* Records shown
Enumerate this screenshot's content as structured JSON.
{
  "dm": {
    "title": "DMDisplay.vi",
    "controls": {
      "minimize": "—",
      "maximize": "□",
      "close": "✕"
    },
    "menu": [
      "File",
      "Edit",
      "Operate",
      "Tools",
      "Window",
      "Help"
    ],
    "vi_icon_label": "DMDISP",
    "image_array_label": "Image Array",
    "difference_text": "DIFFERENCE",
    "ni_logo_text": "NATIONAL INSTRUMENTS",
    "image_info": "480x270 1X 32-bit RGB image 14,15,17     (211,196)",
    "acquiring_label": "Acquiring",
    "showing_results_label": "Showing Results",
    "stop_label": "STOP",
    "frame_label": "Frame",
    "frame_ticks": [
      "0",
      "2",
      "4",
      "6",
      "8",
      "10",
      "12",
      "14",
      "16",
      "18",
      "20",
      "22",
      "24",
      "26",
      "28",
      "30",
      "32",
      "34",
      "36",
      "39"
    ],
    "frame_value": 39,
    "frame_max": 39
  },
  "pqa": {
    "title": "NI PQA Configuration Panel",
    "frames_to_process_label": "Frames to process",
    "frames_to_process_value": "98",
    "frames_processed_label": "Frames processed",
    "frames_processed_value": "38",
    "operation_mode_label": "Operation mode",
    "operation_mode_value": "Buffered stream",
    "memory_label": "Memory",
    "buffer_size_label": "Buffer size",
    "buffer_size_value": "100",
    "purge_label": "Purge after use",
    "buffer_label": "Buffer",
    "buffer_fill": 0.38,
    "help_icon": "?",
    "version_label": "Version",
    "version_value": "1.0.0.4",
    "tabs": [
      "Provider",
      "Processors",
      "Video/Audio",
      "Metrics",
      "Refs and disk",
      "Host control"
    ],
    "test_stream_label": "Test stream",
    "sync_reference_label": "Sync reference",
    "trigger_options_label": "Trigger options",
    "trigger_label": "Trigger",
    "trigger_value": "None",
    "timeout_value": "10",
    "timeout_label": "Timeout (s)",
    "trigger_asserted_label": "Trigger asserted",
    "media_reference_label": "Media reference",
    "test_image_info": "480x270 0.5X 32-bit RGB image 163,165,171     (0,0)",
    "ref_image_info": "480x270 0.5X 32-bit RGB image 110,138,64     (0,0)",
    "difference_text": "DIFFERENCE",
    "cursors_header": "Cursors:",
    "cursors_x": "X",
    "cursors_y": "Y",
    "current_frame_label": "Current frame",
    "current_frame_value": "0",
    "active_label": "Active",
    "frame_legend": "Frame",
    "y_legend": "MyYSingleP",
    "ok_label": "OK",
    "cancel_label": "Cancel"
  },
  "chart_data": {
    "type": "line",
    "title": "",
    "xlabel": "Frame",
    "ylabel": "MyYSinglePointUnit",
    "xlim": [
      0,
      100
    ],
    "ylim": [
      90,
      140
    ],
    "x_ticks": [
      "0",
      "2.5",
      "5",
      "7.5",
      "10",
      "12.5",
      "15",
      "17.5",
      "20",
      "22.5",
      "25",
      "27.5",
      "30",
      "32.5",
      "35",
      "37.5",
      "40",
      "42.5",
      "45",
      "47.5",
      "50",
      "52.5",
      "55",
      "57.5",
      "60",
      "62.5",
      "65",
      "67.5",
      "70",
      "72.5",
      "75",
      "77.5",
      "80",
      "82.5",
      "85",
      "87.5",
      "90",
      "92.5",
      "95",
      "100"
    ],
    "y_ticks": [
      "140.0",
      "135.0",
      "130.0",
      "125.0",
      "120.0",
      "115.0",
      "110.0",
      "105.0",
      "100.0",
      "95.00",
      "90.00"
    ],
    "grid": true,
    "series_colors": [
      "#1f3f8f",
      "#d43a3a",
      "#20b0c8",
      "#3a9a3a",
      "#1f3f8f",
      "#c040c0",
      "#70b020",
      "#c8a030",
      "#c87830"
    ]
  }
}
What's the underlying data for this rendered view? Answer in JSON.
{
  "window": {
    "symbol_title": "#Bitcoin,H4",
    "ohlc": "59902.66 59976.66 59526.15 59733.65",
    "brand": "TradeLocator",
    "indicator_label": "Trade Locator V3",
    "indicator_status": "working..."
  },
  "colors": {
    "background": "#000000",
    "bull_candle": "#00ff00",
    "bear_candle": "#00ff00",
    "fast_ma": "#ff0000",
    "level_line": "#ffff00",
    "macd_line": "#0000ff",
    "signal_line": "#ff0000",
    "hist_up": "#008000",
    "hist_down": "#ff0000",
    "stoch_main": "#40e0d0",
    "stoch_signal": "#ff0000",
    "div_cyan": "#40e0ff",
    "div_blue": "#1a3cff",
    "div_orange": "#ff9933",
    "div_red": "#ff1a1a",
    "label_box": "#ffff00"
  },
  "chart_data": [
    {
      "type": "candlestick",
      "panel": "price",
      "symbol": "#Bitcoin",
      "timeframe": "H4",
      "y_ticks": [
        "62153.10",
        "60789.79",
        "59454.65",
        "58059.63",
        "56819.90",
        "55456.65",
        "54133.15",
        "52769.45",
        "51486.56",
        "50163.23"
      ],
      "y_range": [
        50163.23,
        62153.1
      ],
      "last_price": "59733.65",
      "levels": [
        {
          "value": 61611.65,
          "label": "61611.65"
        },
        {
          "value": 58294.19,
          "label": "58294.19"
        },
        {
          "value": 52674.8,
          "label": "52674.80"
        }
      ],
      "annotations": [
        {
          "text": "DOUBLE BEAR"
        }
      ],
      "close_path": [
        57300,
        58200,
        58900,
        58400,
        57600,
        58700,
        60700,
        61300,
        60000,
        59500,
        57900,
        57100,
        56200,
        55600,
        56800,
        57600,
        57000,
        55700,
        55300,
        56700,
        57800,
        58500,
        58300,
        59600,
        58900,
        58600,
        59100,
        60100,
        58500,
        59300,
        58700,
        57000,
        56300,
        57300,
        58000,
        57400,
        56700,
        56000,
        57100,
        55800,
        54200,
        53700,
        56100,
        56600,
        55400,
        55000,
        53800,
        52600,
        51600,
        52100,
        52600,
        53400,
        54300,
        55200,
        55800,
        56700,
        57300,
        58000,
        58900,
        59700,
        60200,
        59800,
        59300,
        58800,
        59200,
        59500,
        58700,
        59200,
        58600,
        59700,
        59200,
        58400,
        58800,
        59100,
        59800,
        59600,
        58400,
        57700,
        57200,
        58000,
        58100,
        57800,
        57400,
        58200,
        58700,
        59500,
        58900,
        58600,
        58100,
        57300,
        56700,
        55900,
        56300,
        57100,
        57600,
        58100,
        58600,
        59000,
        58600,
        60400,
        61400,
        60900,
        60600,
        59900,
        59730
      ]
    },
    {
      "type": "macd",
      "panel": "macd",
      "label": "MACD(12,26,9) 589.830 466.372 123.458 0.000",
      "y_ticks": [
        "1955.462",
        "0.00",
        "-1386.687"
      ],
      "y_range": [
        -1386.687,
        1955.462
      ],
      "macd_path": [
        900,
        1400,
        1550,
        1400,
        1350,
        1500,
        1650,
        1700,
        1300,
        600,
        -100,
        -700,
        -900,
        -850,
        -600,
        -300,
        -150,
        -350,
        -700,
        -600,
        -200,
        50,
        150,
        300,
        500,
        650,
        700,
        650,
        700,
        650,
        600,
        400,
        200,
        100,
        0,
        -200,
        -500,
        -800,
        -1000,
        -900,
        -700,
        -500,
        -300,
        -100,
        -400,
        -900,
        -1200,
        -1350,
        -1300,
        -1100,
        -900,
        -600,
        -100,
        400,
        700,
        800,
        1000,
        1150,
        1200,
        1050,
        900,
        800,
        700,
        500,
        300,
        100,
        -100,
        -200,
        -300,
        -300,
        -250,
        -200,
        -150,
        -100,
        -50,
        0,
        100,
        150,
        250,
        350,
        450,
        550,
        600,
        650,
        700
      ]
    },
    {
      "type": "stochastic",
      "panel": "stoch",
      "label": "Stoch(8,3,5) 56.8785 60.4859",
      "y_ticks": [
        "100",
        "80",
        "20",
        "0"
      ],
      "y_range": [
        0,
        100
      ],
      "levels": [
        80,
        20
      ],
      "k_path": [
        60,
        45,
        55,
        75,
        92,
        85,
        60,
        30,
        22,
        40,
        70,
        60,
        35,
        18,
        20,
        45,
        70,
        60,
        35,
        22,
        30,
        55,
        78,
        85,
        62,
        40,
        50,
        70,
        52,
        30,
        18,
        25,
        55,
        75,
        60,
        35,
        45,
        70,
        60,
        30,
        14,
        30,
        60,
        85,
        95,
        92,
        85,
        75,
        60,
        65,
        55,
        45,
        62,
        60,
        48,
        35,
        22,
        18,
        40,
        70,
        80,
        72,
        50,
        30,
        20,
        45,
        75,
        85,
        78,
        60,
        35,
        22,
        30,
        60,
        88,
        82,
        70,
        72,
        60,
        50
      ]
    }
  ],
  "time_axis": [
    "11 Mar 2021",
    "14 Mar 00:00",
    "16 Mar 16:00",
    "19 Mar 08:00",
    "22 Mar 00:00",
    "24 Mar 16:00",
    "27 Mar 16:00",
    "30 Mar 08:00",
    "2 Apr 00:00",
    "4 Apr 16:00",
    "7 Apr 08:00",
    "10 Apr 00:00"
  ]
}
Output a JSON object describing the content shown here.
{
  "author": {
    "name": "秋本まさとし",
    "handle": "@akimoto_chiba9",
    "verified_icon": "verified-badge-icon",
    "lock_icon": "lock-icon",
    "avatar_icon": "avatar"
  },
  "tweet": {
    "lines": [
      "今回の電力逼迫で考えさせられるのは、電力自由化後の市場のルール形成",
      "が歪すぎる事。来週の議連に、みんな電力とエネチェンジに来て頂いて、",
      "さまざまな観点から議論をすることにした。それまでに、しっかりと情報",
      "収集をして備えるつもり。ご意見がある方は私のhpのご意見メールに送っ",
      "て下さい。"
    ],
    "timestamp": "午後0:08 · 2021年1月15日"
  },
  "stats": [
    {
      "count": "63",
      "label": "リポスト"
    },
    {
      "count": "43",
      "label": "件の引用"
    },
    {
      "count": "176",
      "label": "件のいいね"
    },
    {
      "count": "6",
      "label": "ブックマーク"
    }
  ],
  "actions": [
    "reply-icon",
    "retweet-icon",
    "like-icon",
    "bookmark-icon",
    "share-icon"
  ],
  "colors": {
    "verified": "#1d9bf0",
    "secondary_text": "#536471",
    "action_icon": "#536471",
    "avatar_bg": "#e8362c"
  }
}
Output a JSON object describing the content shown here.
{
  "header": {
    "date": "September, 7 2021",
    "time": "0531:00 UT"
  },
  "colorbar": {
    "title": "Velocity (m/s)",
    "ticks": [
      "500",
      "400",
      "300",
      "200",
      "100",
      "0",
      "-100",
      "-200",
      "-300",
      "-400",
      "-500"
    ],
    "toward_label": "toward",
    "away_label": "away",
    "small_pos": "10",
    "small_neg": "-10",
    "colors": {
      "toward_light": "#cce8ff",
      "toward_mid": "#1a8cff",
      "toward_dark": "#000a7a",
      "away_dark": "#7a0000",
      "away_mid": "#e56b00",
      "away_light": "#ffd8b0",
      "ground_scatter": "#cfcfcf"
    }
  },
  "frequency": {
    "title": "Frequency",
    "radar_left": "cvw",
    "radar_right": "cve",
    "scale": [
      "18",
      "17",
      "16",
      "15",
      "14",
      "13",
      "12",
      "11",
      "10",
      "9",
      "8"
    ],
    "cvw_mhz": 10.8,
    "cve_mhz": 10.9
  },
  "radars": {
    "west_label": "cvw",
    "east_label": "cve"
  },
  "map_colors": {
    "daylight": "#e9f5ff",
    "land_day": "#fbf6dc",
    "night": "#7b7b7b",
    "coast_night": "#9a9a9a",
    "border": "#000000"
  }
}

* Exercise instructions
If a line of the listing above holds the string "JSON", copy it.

* Response box
Enumerate this screenshot's content as structured JSON.
What's the underlying data for this rendered view? Answer in JSON.
Output a JSON object describing the content shown here.
Output a JSON object describing the content shown here.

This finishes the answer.